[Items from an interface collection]
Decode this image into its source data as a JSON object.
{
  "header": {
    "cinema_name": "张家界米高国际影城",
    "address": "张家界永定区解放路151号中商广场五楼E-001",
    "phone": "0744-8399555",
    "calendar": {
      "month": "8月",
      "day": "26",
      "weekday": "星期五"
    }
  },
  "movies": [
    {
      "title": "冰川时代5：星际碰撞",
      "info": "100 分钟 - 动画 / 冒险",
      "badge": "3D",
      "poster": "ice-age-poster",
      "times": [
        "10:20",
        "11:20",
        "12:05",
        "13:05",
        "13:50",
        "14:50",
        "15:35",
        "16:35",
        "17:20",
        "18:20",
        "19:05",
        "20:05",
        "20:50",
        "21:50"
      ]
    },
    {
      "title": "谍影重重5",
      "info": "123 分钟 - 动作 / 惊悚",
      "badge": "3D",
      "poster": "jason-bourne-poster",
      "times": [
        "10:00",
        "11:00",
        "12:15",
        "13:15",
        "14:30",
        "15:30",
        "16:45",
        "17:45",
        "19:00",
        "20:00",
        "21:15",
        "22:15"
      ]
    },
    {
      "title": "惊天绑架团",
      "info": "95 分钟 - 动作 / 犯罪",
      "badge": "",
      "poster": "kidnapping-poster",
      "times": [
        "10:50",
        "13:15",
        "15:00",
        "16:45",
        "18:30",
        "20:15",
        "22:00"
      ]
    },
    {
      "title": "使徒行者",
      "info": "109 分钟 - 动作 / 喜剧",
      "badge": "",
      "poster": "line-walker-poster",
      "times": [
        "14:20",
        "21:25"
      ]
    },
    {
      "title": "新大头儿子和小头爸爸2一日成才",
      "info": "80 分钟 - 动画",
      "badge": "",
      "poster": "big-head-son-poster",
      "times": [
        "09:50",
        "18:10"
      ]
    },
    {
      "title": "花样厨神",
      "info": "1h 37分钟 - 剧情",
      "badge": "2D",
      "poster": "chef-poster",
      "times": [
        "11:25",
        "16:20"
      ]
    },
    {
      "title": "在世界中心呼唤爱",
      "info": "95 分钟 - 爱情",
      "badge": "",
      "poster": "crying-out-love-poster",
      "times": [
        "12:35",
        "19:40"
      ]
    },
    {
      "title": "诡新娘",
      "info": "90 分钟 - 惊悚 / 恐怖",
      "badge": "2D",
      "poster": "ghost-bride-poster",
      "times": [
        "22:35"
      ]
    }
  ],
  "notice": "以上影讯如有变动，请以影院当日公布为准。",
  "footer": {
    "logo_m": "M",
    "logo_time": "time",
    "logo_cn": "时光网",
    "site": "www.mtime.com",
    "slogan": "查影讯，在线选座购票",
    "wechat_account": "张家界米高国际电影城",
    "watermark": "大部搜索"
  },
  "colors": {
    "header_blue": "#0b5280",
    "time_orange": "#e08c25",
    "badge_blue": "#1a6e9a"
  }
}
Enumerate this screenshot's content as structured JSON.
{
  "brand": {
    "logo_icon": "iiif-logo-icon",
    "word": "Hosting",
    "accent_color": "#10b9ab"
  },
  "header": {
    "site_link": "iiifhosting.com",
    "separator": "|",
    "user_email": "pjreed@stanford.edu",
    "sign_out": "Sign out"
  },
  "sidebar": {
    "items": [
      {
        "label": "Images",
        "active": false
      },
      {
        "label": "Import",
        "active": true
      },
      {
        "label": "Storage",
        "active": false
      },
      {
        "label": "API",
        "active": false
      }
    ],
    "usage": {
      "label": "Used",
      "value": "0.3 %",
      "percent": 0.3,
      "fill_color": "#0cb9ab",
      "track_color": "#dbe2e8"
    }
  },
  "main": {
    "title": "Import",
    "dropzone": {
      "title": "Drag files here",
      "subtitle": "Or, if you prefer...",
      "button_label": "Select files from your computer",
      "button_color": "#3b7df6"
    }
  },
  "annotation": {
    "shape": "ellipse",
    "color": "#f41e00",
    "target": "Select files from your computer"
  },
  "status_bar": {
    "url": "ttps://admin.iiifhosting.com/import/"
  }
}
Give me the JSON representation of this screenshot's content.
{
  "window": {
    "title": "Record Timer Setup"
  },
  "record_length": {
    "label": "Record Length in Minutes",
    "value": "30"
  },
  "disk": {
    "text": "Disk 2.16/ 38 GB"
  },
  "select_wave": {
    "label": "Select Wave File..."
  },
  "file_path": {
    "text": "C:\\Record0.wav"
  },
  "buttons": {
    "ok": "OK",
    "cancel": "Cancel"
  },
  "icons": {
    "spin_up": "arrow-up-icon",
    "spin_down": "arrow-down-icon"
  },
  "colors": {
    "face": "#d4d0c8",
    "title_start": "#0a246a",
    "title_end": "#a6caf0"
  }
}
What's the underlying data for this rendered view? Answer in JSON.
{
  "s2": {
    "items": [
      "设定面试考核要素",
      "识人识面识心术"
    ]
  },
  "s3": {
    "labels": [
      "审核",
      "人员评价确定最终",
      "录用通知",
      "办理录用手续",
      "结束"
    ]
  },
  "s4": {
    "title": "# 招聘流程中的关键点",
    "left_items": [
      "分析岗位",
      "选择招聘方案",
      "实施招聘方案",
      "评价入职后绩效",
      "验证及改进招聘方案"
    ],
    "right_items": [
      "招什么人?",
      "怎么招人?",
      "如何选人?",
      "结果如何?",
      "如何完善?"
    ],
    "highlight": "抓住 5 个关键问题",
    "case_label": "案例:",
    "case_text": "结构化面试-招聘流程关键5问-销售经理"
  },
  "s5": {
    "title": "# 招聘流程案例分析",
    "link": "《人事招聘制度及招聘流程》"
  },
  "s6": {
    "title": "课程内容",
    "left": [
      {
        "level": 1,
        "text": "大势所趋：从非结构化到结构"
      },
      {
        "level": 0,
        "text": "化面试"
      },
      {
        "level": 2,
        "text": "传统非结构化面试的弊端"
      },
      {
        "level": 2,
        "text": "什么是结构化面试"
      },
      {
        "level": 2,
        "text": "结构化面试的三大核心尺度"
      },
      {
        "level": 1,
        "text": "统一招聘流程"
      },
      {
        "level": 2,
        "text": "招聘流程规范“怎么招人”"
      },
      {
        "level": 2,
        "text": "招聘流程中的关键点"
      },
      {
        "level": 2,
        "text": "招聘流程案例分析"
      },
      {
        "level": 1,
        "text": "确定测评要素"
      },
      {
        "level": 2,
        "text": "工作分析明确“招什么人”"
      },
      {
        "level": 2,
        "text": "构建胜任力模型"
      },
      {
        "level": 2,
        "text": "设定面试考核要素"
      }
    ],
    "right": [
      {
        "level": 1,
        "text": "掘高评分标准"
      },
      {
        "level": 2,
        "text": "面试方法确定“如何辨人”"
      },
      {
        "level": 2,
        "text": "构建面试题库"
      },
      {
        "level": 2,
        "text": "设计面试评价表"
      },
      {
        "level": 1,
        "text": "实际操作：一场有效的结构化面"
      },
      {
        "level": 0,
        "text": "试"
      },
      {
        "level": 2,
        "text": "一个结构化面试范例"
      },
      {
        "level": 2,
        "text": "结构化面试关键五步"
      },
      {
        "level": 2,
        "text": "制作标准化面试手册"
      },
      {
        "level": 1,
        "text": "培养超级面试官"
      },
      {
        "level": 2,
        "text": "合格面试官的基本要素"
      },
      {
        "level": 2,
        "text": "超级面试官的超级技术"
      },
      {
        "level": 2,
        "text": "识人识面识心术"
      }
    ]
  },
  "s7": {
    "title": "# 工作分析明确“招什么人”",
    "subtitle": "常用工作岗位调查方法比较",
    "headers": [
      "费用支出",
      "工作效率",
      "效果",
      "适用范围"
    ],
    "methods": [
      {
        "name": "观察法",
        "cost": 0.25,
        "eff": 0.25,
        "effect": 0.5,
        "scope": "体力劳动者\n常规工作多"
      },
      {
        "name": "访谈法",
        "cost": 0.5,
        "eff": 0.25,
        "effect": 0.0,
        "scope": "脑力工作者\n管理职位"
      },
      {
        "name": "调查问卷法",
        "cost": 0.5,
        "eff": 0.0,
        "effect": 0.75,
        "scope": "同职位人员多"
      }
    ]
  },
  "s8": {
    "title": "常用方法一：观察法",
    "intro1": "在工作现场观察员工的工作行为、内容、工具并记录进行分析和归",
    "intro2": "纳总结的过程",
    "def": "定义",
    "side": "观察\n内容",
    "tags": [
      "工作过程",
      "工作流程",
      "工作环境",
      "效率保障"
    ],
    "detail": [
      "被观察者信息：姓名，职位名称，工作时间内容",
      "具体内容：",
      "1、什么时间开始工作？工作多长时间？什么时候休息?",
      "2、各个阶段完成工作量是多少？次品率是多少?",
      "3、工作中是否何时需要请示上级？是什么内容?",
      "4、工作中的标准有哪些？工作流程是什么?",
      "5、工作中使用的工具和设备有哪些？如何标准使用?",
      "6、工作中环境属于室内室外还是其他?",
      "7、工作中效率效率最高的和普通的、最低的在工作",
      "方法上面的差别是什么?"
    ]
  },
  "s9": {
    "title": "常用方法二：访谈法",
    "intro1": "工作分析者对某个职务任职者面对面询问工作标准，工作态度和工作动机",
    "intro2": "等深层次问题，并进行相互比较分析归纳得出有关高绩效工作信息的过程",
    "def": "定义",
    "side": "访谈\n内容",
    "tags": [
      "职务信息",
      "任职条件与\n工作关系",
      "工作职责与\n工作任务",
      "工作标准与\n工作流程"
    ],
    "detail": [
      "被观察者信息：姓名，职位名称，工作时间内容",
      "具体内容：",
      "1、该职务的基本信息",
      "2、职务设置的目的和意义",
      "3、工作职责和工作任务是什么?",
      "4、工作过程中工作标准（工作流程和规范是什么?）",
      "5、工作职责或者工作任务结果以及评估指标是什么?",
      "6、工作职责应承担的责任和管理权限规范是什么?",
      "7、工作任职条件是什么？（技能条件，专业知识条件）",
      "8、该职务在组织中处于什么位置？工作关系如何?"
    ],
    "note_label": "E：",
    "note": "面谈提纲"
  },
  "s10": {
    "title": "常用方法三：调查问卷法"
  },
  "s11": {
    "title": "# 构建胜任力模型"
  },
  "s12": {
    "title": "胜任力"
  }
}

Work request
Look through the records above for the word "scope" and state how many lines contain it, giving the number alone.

Exercise output
3